These two legislative developments – around a hundred year apart – epitomises the Australian egalitarian spirit of ‘a fair go.’ By simplifying title rules, they made it easier for Australians to own, trade and subdivide property, which enabled more of us to become landowners.
In a testament to the confidence in which the modern titles system is held, banks routinely lend individuals 90%, 95% and sometimes 100% of a property’s value, effectively based on an ownership entry on a database in the state or territory’s land registry IT system.
But the 1960s isn’t actually that long ago and blocks of apartments began to appear on the landscape from the 1920s and 1930s. So you won’t be surprised that there are some older apartment blocks with title documents that pre-date the strata title system.
When owners of early apartment blocks considered how they could sub-divide and sell individual units, they turned to corporation law for a solution. A company was established which became the registered owner of the property. Unit owners were then sold shares in the ‘company’ which gave them exclusive access to their dwelling and shared use of common areas.
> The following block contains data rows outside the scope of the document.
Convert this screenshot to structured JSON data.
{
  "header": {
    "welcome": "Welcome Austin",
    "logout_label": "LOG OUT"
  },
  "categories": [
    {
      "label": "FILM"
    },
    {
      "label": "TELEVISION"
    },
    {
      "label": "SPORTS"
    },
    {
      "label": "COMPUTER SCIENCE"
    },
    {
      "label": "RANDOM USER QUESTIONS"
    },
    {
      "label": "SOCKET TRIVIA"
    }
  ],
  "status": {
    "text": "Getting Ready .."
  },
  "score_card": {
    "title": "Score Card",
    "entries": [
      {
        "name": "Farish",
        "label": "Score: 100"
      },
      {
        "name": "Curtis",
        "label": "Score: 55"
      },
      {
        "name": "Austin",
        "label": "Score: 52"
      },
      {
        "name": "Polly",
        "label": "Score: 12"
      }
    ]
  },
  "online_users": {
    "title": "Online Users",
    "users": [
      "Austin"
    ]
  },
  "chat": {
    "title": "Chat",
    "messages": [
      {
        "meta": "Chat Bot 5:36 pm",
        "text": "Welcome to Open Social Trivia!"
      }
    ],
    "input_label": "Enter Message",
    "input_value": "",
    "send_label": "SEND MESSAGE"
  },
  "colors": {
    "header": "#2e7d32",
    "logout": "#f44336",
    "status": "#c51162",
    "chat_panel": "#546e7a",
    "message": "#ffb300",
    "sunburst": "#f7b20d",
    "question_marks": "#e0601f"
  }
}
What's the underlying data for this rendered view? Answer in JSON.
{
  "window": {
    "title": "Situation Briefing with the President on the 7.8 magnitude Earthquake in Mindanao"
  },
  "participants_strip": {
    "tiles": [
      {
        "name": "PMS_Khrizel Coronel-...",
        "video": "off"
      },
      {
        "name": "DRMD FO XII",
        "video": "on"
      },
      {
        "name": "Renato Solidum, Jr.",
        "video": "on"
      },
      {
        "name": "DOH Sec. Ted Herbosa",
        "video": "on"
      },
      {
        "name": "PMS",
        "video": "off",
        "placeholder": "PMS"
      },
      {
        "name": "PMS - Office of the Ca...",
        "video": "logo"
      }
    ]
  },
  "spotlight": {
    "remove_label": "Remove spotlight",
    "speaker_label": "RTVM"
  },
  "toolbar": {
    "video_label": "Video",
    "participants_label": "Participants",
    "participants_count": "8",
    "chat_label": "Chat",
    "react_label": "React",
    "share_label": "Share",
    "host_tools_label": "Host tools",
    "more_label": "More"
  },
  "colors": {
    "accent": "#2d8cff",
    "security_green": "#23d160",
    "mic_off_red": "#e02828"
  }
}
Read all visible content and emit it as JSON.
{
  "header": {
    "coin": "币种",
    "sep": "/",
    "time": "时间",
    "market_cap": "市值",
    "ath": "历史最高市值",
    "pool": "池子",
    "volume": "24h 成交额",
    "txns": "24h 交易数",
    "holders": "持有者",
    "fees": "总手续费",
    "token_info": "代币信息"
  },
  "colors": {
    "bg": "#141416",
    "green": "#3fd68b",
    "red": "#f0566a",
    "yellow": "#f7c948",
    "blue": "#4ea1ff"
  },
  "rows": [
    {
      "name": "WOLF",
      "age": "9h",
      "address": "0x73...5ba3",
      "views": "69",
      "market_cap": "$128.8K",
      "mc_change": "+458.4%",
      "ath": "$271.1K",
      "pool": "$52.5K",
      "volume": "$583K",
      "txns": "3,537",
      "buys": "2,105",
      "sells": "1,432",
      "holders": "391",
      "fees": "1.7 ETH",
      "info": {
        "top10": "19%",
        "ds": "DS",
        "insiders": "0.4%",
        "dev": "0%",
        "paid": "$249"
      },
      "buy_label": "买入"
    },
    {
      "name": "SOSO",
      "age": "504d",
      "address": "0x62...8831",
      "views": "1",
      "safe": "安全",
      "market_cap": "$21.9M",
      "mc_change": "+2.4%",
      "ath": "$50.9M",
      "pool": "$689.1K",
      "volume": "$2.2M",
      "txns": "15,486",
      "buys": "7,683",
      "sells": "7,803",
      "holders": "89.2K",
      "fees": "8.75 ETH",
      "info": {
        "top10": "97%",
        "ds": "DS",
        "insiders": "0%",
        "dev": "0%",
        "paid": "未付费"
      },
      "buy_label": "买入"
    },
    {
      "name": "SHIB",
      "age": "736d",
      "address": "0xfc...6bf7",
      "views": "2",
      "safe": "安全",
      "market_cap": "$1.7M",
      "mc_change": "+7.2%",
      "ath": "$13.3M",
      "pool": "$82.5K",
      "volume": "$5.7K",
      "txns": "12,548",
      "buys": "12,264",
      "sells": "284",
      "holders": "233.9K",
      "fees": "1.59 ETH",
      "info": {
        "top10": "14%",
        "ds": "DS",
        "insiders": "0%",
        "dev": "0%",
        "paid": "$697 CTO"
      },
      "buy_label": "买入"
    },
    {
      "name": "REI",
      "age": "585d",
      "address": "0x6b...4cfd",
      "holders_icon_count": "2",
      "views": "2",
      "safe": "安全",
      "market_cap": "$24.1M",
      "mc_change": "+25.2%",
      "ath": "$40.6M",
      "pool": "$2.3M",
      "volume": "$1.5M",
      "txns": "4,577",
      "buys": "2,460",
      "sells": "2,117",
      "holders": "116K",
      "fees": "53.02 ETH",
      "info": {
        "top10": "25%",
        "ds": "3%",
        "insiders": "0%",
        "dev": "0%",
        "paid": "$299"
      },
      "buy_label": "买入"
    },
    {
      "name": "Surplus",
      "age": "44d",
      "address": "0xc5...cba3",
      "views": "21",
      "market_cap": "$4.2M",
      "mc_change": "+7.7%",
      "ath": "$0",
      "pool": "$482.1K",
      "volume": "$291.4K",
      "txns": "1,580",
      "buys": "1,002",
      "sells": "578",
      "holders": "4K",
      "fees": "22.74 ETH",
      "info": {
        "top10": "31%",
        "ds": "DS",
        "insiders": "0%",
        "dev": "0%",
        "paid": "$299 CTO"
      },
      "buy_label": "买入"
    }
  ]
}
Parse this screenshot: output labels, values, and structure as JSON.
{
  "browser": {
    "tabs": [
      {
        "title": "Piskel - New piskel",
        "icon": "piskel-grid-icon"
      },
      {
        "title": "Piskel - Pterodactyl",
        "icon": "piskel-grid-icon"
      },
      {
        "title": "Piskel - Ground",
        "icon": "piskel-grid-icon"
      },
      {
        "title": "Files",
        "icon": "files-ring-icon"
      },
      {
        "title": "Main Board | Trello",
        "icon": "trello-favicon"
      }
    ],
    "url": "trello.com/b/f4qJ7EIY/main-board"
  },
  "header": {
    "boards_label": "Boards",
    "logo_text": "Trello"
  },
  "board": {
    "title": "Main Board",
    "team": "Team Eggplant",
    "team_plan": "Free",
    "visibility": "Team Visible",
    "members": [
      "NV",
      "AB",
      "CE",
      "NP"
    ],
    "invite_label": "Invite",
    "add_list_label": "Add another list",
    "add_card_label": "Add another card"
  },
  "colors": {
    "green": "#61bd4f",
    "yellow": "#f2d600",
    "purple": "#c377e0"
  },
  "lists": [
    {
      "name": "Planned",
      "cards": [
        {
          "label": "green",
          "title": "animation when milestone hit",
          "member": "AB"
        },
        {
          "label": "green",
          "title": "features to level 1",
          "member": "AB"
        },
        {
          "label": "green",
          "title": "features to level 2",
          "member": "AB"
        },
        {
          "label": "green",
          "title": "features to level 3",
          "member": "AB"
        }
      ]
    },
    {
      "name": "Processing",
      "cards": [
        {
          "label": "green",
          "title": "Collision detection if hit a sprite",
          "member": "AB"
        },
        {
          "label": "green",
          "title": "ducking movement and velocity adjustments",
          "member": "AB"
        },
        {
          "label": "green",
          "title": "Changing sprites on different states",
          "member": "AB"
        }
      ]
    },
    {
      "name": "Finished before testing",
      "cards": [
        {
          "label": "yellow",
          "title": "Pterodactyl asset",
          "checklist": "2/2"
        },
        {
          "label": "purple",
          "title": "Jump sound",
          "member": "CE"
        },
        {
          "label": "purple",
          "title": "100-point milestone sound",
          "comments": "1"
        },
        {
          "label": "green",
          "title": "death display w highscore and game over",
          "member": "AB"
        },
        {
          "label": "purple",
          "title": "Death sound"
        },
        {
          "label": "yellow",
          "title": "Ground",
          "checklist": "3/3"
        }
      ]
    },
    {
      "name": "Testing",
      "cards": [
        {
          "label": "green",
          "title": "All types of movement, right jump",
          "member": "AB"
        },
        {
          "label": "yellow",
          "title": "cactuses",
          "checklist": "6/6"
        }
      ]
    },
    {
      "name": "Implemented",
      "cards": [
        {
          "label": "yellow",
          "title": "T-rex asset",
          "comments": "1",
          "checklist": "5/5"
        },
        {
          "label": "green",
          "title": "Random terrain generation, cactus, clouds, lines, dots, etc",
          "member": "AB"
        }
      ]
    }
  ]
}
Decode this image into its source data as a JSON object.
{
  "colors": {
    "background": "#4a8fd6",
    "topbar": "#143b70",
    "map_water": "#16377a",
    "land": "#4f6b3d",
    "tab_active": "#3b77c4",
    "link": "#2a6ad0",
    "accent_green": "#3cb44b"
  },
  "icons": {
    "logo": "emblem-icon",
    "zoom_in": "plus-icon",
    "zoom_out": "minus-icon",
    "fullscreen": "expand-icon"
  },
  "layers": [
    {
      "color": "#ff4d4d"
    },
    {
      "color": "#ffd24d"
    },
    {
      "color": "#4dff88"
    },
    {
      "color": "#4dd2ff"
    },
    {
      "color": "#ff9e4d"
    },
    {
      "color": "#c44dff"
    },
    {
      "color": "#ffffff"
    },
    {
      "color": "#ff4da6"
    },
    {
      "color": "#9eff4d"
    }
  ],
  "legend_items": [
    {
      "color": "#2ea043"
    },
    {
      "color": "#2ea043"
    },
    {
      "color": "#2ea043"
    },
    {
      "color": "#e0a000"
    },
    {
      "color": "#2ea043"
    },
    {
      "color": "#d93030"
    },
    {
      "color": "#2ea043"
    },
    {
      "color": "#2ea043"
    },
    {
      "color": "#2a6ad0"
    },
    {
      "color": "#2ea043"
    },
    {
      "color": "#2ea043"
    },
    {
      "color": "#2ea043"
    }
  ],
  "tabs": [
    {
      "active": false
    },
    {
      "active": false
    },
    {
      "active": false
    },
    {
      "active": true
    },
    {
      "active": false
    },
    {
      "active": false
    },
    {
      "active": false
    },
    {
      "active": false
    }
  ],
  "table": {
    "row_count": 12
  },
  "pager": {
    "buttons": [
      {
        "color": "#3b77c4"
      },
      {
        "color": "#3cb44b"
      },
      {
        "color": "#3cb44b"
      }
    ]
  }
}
‘Company Share’ apartments are typically older architectural style and they tend to be found in the older suburbs in our older cities – Sydney, Hobart, Melbourne and Adelaide.
There are other forms of apartment titles as well. For instance, In Victoria, in the early 1960s Stratum Title was a forerunner to the strata title regime. It still involved a company share arrangement for common property, but owners also received a title to their unit. And in South Australia, a Moiety or Cross Lease system gave each unit holder a share in the land the apartment block sat on plus a lease to exclusive use of their property.
Beware that these older forms of titles are not just a historical footnote. Banks tend to have tighter lending restrictions – lending as little as 50% of the loan-to-value ratio currently – on non-strata titled apartments, and too often, won’t lend at all. In the case of company share, banks are concerned that the collateral for their loan isn’t the title of a property but a share in a company. In the case of stratum title in Victoria, although the banks do have a title they can claim on, the stratum title legislation gives the stratum scheme’s service company (akin to the body corporate) first claim on a defaulting borrower’s mortgage to pay outstanding service company fees. Naturally, banks aren’t comfortable about potentially being second in line if there is a default.
Consequently, non-strata title apartment can trade at a discount to comparable strata title properties. So make sure you always engage a good lawyer when buying apartments to check the title documents.